Stored data
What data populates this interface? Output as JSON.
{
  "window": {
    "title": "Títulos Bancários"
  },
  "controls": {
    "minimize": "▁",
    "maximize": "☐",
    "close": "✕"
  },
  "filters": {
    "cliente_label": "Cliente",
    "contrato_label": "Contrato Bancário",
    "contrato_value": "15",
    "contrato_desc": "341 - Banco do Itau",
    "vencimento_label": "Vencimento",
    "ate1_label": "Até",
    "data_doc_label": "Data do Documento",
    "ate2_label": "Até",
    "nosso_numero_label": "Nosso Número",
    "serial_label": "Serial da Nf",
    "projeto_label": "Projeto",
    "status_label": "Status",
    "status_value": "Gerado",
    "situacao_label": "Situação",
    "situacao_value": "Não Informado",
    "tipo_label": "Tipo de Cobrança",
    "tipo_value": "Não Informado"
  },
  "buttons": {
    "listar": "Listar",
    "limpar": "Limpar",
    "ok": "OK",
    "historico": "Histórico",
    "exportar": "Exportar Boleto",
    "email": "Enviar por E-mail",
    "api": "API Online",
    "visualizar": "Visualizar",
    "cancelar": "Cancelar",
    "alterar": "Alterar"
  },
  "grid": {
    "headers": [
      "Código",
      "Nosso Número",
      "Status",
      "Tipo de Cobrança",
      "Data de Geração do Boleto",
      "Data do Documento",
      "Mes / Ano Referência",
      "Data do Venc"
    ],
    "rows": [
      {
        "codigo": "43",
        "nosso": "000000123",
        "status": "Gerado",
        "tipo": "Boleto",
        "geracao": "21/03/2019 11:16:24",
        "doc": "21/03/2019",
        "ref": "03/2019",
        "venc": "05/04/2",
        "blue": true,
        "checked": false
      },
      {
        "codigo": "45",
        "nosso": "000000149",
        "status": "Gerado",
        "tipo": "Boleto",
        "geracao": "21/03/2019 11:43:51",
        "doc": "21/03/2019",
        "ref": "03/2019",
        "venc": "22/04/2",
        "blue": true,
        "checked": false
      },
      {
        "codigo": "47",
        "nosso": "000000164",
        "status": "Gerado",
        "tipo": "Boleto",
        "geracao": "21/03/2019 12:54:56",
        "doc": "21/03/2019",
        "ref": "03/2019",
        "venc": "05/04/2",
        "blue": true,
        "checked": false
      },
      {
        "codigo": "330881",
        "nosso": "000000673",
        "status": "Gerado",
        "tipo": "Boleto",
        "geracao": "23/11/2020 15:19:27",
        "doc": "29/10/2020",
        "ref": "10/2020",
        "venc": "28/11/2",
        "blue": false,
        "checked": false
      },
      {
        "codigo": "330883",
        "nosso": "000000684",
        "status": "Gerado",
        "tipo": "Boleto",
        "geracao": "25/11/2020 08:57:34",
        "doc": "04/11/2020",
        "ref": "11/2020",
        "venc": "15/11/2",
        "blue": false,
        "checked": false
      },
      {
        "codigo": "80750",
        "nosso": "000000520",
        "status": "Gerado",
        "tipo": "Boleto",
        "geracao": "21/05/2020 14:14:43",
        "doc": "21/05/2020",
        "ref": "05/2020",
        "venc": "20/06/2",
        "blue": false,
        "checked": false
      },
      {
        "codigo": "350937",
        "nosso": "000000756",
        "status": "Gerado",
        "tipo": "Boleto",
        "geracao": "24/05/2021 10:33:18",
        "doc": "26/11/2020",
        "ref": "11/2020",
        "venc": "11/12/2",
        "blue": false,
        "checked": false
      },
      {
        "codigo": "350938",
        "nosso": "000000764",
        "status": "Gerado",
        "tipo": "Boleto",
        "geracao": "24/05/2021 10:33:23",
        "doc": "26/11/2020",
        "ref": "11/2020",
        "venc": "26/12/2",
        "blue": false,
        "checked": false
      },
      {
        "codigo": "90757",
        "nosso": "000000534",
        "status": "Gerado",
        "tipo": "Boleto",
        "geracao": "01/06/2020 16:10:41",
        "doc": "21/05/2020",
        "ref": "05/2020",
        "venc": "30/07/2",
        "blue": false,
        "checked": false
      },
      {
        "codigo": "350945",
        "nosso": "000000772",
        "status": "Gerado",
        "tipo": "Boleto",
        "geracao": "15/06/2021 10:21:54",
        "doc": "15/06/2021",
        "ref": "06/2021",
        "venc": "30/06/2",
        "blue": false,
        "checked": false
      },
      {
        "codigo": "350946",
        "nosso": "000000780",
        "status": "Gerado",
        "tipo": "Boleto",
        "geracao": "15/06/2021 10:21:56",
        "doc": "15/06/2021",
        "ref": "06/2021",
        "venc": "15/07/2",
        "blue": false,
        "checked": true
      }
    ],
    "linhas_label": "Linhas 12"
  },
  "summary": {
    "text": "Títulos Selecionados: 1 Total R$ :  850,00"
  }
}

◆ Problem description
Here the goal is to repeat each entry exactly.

◆ Exercise result
What data populates this interface? Output as JSON.
{
  "window": {
    "title": "Títulos Bancários"
  },
  "controls": {
    "minimize": "▁",
    "maximize": "☐",
    "close": "✕"
  },
  "filters": {
    "cliente_label": "Cliente",
    "contrato_label": "Contrato Bancário",
    "contrato_value": "15",
    "contrato_desc": "341 - Banco do Itau",
    "vencimento_label": "Vencimento",
    "ate1_label": "Até",
    "data_doc_label": "Data do Documento",
    "ate2_label": "Até",
    "nosso_numero_label": "Nosso Número",
    "serial_label": "Serial da Nf",
    "projeto_label": "Projeto",
    "status_label": "Status",
    "status_value": "Gerado",
    "situacao_label": "Situação",
    "situacao_value": "Não Informado",
    "tipo_label": "Tipo de Cobrança",
    "tipo_value": "Não Informado"
  },
  "buttons": {
    "listar": "Listar",
    "limpar": "Limpar",
    "ok": "OK",
    "historico": "Histórico",
    "exportar": "Exportar Boleto",
    "email": "Enviar por E-mail",
    "api": "API Online",
    "visualizar": "Visualizar",
    "cancelar": "Cancelar",
    "alterar": "Alterar"
  },
  "grid": {
    "headers": [
      "Código",
      "Nosso Número",
      "Status",
      "Tipo de Cobrança",
      "Data de Geração do Boleto",
      "Data do Documento",
      "Mes / Ano Referência",
      "Data do Venc"
    ],
    "rows": [
      {
        "codigo": "43",
        "nosso": "000000123",
        "status": "Gerado",
        "tipo": "Boleto",
        "geracao": "21/03/2019 11:16:24",
        "doc": "21/03/2019",
        "ref": "03/2019",
        "venc": "05/04/2",
        "blue": true,
        "checked": false
      },
      {
        "codigo": "45",
        "nosso": "000000149",
        "status": "Gerado",
        "tipo": "Boleto",
        "geracao": "21/03/2019 11:43:51",
        "doc": "21/03/2019",
        "ref": "03/2019",
        "venc": "22/04/2",
        "blue": true,
        "checked": false
      },
      {
        "codigo": "47",
        "nosso": "000000164",
        "status": "Gerado",
        "tipo": "Boleto",
        "geracao": "21/03/2019 12:54:56",
        "doc": "21/03/2019",
        "ref": "03/2019",
        "venc": "05/04/2",
        "blue": true,
        "checked": false
      },
      {
        "codigo": "330881",
        "nosso": "000000673",
        "status": "Gerado",
        "tipo": "Boleto",
        "geracao": "23/11/2020 15:19:27",
        "doc": "29/10/2020",
        "ref": "10/2020",
        "venc": "28/11/2",
        "blue": false,
        "checked": false
      },
      {
        "codigo": "330883",
        "nosso": "000000684",
        "status": "Gerado",
        "tipo": "Boleto",
        "geracao": "25/11/2020 08:57:34",
        "doc": "04/11/2020",
        "ref": "11/2020",
        "venc": "15/11/2",
        "blue": false,
        "checked": false
      },
      {
        "codigo": "80750",
        "nosso": "000000520",
        "status": "Gerado",
        "tipo": "Boleto",
        "geracao": "21/05/2020 14:14:43",
        "doc": "21/05/2020",
        "ref": "05/2020",
        "venc": "20/06/2",
        "blue": false,
        "checked": false
      },
      {
        "codigo": "350937",
        "nosso": "000000756",
        "status": "Gerado",
        "tipo": "Boleto",
        "geracao": "24/05/2021 10:33:18",
        "doc": "26/11/2020",
        "ref": "11/2020",
        "venc": "11/12/2",
        "blue": false,
        "checked": false
      },
      {
        "codigo": "350938",
        "nosso": "000000764",
        "status": "Gerado",
        "tipo": "Boleto",
        "geracao": "24/05/2021 10:33:23",
        "doc": "26/11/2020",
        "ref": "11/2020",
        "venc": "26/12/2",
        "blue": false,
        "checked": false
      },
      {
        "codigo": "90757",
        "nosso": "000000534",
        "status": "Gerado",
        "tipo": "Boleto",
        "geracao": "01/06/2020 16:10:41",
        "doc": "21/05/2020",
        "ref": "05/2020",
        "venc": "30/07/2",
        "blue": false,
        "checked": false
      },
      {
        "codigo": "350945",
        "nosso": "000000772",
        "status": "Gerado",
        "tipo": "Boleto",
        "geracao": "15/06/2021 10:21:54",
        "doc": "15/06/2021",
        "ref": "06/2021",
        "venc": "30/06/2",
        "blue": false,
        "checked": false
      },
      {
        "codigo": "350946",
        "nosso": "000000780",
        "status": "Gerado",
        "tipo": "Boleto",
        "geracao": "15/06/2021 10:21:56",
        "doc": "15/06/2021",
        "ref": "06/2021",
        "venc": "15/07/2",
        "blue": false,
        "checked": true
      }
    ],
    "linhas_label": "Linhas 12"
  },
  "summary": {
    "text": "Títulos Selecionados: 1 Total R$ :  850,00"
  }
}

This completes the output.